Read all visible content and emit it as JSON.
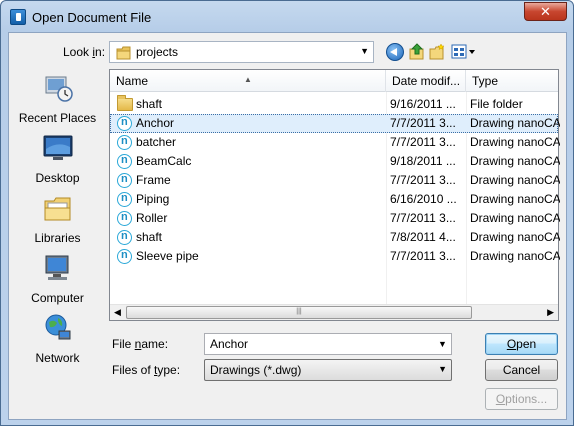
{
  "window": {
    "title": "Open Document File",
    "close_label": "✕"
  },
  "toolbar": {
    "lookin_label_pre": "Look ",
    "lookin_label_u": "i",
    "lookin_label_post": "n:",
    "lookin_value": "projects",
    "icons": [
      "back-icon",
      "up-folder-icon",
      "new-folder-icon",
      "views-menu-icon"
    ]
  },
  "places": [
    {
      "label": "Recent Places",
      "icon": "recent-places-icon"
    },
    {
      "label": "Desktop",
      "icon": "desktop-icon"
    },
    {
      "label": "Libraries",
      "icon": "libraries-icon"
    },
    {
      "label": "Computer",
      "icon": "computer-icon"
    },
    {
      "label": "Network",
      "icon": "network-icon"
    }
  ],
  "columns": {
    "name": "Name",
    "date": "Date modif...",
    "type": "Type"
  },
  "files": [
    {
      "name": "shaft",
      "date": "9/16/2011 ...",
      "type": "File folder",
      "icon": "folder-icon"
    },
    {
      "name": "Anchor",
      "date": "7/7/2011 3...",
      "type": "Drawing nanoCA...",
      "icon": "nanocad-file-icon",
      "selected": true
    },
    {
      "name": "batcher",
      "date": "7/7/2011 3...",
      "type": "Drawing nanoCA...",
      "icon": "nanocad-file-icon"
    },
    {
      "name": "BeamCalc",
      "date": "9/18/2011 ...",
      "type": "Drawing nanoCA...",
      "icon": "nanocad-file-icon"
    },
    {
      "name": "Frame",
      "date": "7/7/2011 3...",
      "type": "Drawing nanoCA...",
      "icon": "nanocad-file-icon"
    },
    {
      "name": "Piping",
      "date": "6/16/2010 ...",
      "type": "Drawing nanoCA...",
      "icon": "nanocad-file-icon"
    },
    {
      "name": "Roller",
      "date": "7/7/2011 3...",
      "type": "Drawing nanoCA...",
      "icon": "nanocad-file-icon"
    },
    {
      "name": "shaft",
      "date": "7/8/2011 4...",
      "type": "Drawing nanoCA...",
      "icon": "nanocad-file-icon"
    },
    {
      "name": "Sleeve pipe",
      "date": "7/7/2011 3...",
      "type": "Drawing nanoCA...",
      "icon": "nanocad-file-icon"
    }
  ],
  "form": {
    "filename_label_pre": "File ",
    "filename_label_u": "n",
    "filename_label_post": "ame:",
    "filename_value": "Anchor",
    "filetype_label_pre": "Files of ",
    "filetype_label_u": "t",
    "filetype_label_post": "ype:",
    "filetype_value": "Drawings (*.dwg)"
  },
  "buttons": {
    "open_u": "O",
    "open_rest": "pen",
    "cancel": "Cancel",
    "options_u": "O",
    "options_rest": "ptions..."
  },
  "colors": {
    "accent": "#3c7fb1",
    "selection": "#dfeefc",
    "nanocad_icon": "#2aa8d8",
    "close_red": "#c8462f"
  }
}
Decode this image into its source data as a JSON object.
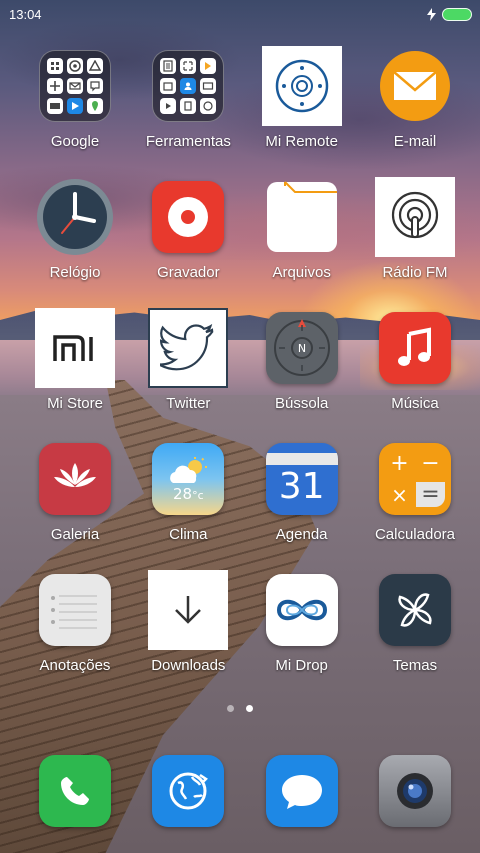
{
  "status_bar": {
    "time": "13:04",
    "battery_color": "#4cd964"
  },
  "apps": [
    {
      "label": "Google",
      "icon": "google-folder-icon"
    },
    {
      "label": "Ferramentas",
      "icon": "tools-folder-icon"
    },
    {
      "label": "Mi Remote",
      "icon": "mi-remote-icon"
    },
    {
      "label": "E-mail",
      "icon": "email-icon"
    },
    {
      "label": "Relógio",
      "icon": "clock-icon"
    },
    {
      "label": "Gravador",
      "icon": "recorder-icon"
    },
    {
      "label": "Arquivos",
      "icon": "files-icon"
    },
    {
      "label": "Rádio FM",
      "icon": "radio-fm-icon"
    },
    {
      "label": "Mi Store",
      "icon": "mi-store-icon"
    },
    {
      "label": "Twitter",
      "icon": "twitter-icon"
    },
    {
      "label": "Bússola",
      "icon": "compass-icon"
    },
    {
      "label": "Música",
      "icon": "music-icon"
    },
    {
      "label": "Galeria",
      "icon": "gallery-icon"
    },
    {
      "label": "Clima",
      "icon": "weather-icon"
    },
    {
      "label": "Agenda",
      "icon": "calendar-icon"
    },
    {
      "label": "Calculadora",
      "icon": "calculator-icon"
    },
    {
      "label": "Anotações",
      "icon": "notes-icon"
    },
    {
      "label": "Downloads",
      "icon": "downloads-icon"
    },
    {
      "label": "Mi Drop",
      "icon": "mi-drop-icon"
    },
    {
      "label": "Temas",
      "icon": "themes-icon"
    }
  ],
  "weather": {
    "temperature": "28",
    "unit": "°c"
  },
  "calendar": {
    "day": "31"
  },
  "calculator": {
    "plus": "+",
    "minus": "−",
    "times": "×",
    "equals": "="
  },
  "mi_store": {
    "logo": "mi"
  },
  "compass": {
    "north": "N"
  },
  "page_indicator": {
    "total": 2,
    "active": 2
  },
  "dock": [
    {
      "icon": "phone-icon",
      "color": "#2db84f"
    },
    {
      "icon": "browser-icon",
      "color": "#1e88e5"
    },
    {
      "icon": "messages-icon",
      "color": "#1e88e5"
    },
    {
      "icon": "camera-icon",
      "color": "#8a8c90"
    }
  ]
}
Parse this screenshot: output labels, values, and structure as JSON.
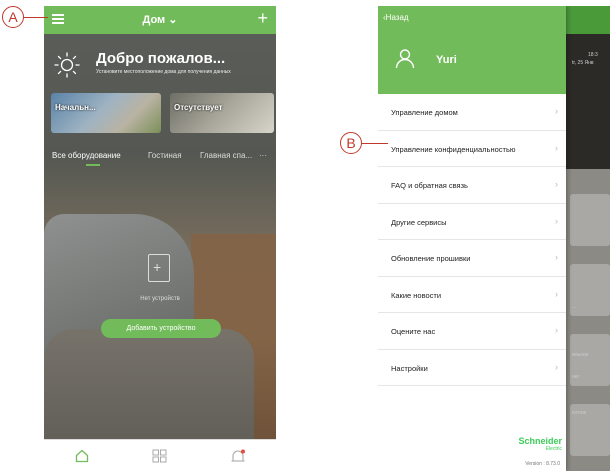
{
  "callouts": {
    "a": "A",
    "b": "B"
  },
  "left_screen": {
    "header": {
      "title": "Дом ⌄",
      "plus": "+"
    },
    "welcome": {
      "title": "Добро пожалов...",
      "subtitle": "Установите местоположение дома для получения данных"
    },
    "scenes": [
      {
        "label": "Начальн..."
      },
      {
        "label": "Отсутствует"
      }
    ],
    "tabs": [
      {
        "label": "Все оборудование",
        "active": true
      },
      {
        "label": "Гостиная",
        "active": false
      },
      {
        "label": "Главная спа...",
        "active": false
      },
      {
        "label": "···",
        "active": false
      }
    ],
    "empty_state": {
      "text": "Нет устройств"
    },
    "add_button": {
      "label": "Добавить устройство"
    },
    "bottom_nav": [
      {
        "icon": "home-icon"
      },
      {
        "icon": "grid-icon"
      },
      {
        "icon": "bell-icon"
      }
    ]
  },
  "right_screen": {
    "drawer": {
      "back_label": "Назад",
      "user_name": "Yuri",
      "menu": [
        {
          "label": "Управление домом"
        },
        {
          "label": "Управление конфиденциальностью"
        },
        {
          "label": "FAQ и обратная связь"
        },
        {
          "label": "Другие сервисы"
        },
        {
          "label": "Обновление прошивки"
        },
        {
          "label": "Какие новости"
        },
        {
          "label": "Оцените нас"
        },
        {
          "label": "Настройки"
        }
      ],
      "logo": {
        "line1": "Schneider",
        "line2": "Electric"
      },
      "version": "Version : 8.73.0"
    },
    "background_peek": {
      "time": "18:3",
      "date": "tr, 25 Янв",
      "labels": [
        "...",
        "ельное",
        "нег",
        "ютное"
      ]
    }
  },
  "colors": {
    "accent_green": "#72bb5a",
    "callout_red": "#c0392b",
    "logo_green": "#3dcd58"
  }
}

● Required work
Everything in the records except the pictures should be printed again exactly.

● Task answer
Read all visible content and emit it as JSON.
{
  "window": {
    "title": "Open Document File",
    "close_label": "✕"
  },
  "toolbar": {
    "lookin_label_pre": "Look ",
    "lookin_label_u": "i",
    "lookin_label_post": "n:",
    "lookin_value": "projects",
    "icons": [
      "back-icon",
      "up-folder-icon",
      "new-folder-icon",
      "views-menu-icon"
    ]
  },
  "places": [
    {
      "label": "Recent Places",
      "icon": "recent-places-icon"
    },
    {
      "label": "Desktop",
      "icon": "desktop-icon"
    },
    {
      "label": "Libraries",
      "icon": "libraries-icon"
    },
    {
      "label": "Computer",
      "icon": "computer-icon"
    },
    {
      "label": "Network",
      "icon": "network-icon"
    }
  ],
  "columns": {
    "name": "Name",
    "date": "Date modif...",
    "type": "Type"
  },
  "files": [
    {
      "name": "shaft",
      "date": "9/16/2011 ...",
      "type": "File folder",
      "icon": "folder-icon"
    },
    {
      "name": "Anchor",
      "date": "7/7/2011 3...",
      "type": "Drawing nanoCA...",
      "icon": "nanocad-file-icon",
      "selected": true
    },
    {
      "name": "batcher",
      "date": "7/7/2011 3...",
      "type": "Drawing nanoCA...",
      "icon": "nanocad-file-icon"
    },
    {
      "name": "BeamCalc",
      "date": "9/18/2011 ...",
      "type": "Drawing nanoCA...",
      "icon": "nanocad-file-icon"
    },
    {
      "name": "Frame",
      "date": "7/7/2011 3...",
      "type": "Drawing nanoCA...",
      "icon": "nanocad-file-icon"
    },
    {
      "name": "Piping",
      "date": "6/16/2010 ...",
      "type": "Drawing nanoCA...",
      "icon": "nanocad-file-icon"
    },
    {
      "name": "Roller",
      "date": "7/7/2011 3...",
      "type": "Drawing nanoCA...",
      "icon": "nanocad-file-icon"
    },
    {
      "name": "shaft",
      "date": "7/8/2011 4...",
      "type": "Drawing nanoCA...",
      "icon": "nanocad-file-icon"
    },
    {
      "name": "Sleeve pipe",
      "date": "7/7/2011 3...",
      "type": "Drawing nanoCA...",
      "icon": "nanocad-file-icon"
    }
  ],
  "form": {
    "filename_label_pre": "File ",
    "filename_label_u": "n",
    "filename_label_post": "ame:",
    "filename_value": "Anchor",
    "filetype_label_pre": "Files of ",
    "filetype_label_u": "t",
    "filetype_label_post": "ype:",
    "filetype_value": "Drawings (*.dwg)"
  },
  "buttons": {
    "open_u": "O",
    "open_rest": "pen",
    "cancel": "Cancel",
    "options_u": "O",
    "options_rest": "ptions..."
  },
  "colors": {
    "accent": "#3c7fb1",
    "selection": "#dfeefc",
    "nanocad_icon": "#2aa8d8",
    "close_red": "#c8462f"
  }
}
Decode this image into its source data as a JSON object.
{
  "status_bar": {
    "time": "13:04",
    "battery_color": "#4cd964"
  },
  "apps": [
    {
      "label": "Google",
      "icon": "google-folder-icon"
    },
    {
      "label": "Ferramentas",
      "icon": "tools-folder-icon"
    },
    {
      "label": "Mi Remote",
      "icon": "mi-remote-icon"
    },
    {
      "label": "E-mail",
      "icon": "email-icon"
    },
    {
      "label": "Relógio",
      "icon": "clock-icon"
    },
    {
      "label": "Gravador",
      "icon": "recorder-icon"
    },
    {
      "label": "Arquivos",
      "icon": "files-icon"
    },
    {
      "label": "Rádio FM",
      "icon": "radio-fm-icon"
    },
    {
      "label": "Mi Store",
      "icon": "mi-store-icon"
    },
    {
      "label": "Twitter",
      "icon": "twitter-icon"
    },
    {
      "label": "Bússola",
      "icon": "compass-icon"
    },
    {
      "label": "Música",
      "icon": "music-icon"
    },
    {
      "label": "Galeria",
      "icon": "gallery-icon"
    },
    {
      "label": "Clima",
      "icon": "weather-icon"
    },
    {
      "label": "Agenda",
      "icon": "calendar-icon"
    },
    {
      "label": "Calculadora",
      "icon": "calculator-icon"
    },
    {
      "label": "Anotações",
      "icon": "notes-icon"
    },
    {
      "label": "Downloads",
      "icon": "downloads-icon"
    },
    {
      "label": "Mi Drop",
      "icon": "mi-drop-icon"
    },
    {
      "label": "Temas",
      "icon": "themes-icon"
    }
  ],
  "weather": {
    "temperature": "28",
    "unit": "°c"
  },
  "calendar": {
    "day": "31"
  },
  "calculator": {
    "plus": "+",
    "minus": "−",
    "times": "×",
    "equals": "="
  },
  "mi_store": {
    "logo": "mi"
  },
  "compass": {
    "north": "N"
  },
  "page_indicator": {
    "total": 2,
    "active": 2
  },
  "dock": [
    {
      "icon": "phone-icon",
      "color": "#2db84f"
    },
    {
      "icon": "browser-icon",
      "color": "#1e88e5"
    },
    {
      "icon": "messages-icon",
      "color": "#1e88e5"
    },
    {
      "icon": "camera-icon",
      "color": "#8a8c90"
    }
  ]
}
Parse this screenshot: output labels, values, and structure as JSON.
{
  "callouts": {
    "a": "A",
    "b": "B"
  },
  "left_screen": {
    "header": {
      "title": "Дом ⌄",
      "plus": "+"
    },
    "welcome": {
      "title": "Добро пожалов...",
      "subtitle": "Установите местоположение дома для получения данных"
    },
    "scenes": [
      {
        "label": "Начальн..."
      },
      {
        "label": "Отсутствует"
      }
    ],
    "tabs": [
      {
        "label": "Все оборудование",
        "active": true
      },
      {
        "label": "Гостиная",
        "active": false
      },
      {
        "label": "Главная спа...",
        "active": false
      },
      {
        "label": "···",
        "active": false
      }
    ],
    "empty_state": {
      "text": "Нет устройств"
    },
    "add_button": {
      "label": "Добавить устройство"
    },
    "bottom_nav": [
      {
        "icon": "home-icon"
      },
      {
        "icon": "grid-icon"
      },
      {
        "icon": "bell-icon"
      }
    ]
  },
  "right_screen": {
    "drawer": {
      "back_label": "Назад",
      "user_name": "Yuri",
      "menu": [
        {
          "label": "Управление домом"
        },
        {
          "label": "Управление конфиденциальностью"
        },
        {
          "label": "FAQ и обратная связь"
        },
        {
          "label": "Другие сервисы"
        },
        {
          "label": "Обновление прошивки"
        },
        {
          "label": "Какие новости"
        },
        {
          "label": "Оцените нас"
        },
        {
          "label": "Настройки"
        }
      ],
      "logo": {
        "line1": "Schneider",
        "line2": "Electric"
      },
      "version": "Version : 8.73.0"
    },
    "background_peek": {
      "time": "18:3",
      "date": "tr, 25 Янв",
      "labels": [
        "...",
        "ельное",
        "нег",
        "ютное"
      ]
    }
  },
  "colors": {
    "accent_green": "#72bb5a",
    "callout_red": "#c0392b",
    "logo_green": "#3dcd58"
  }
}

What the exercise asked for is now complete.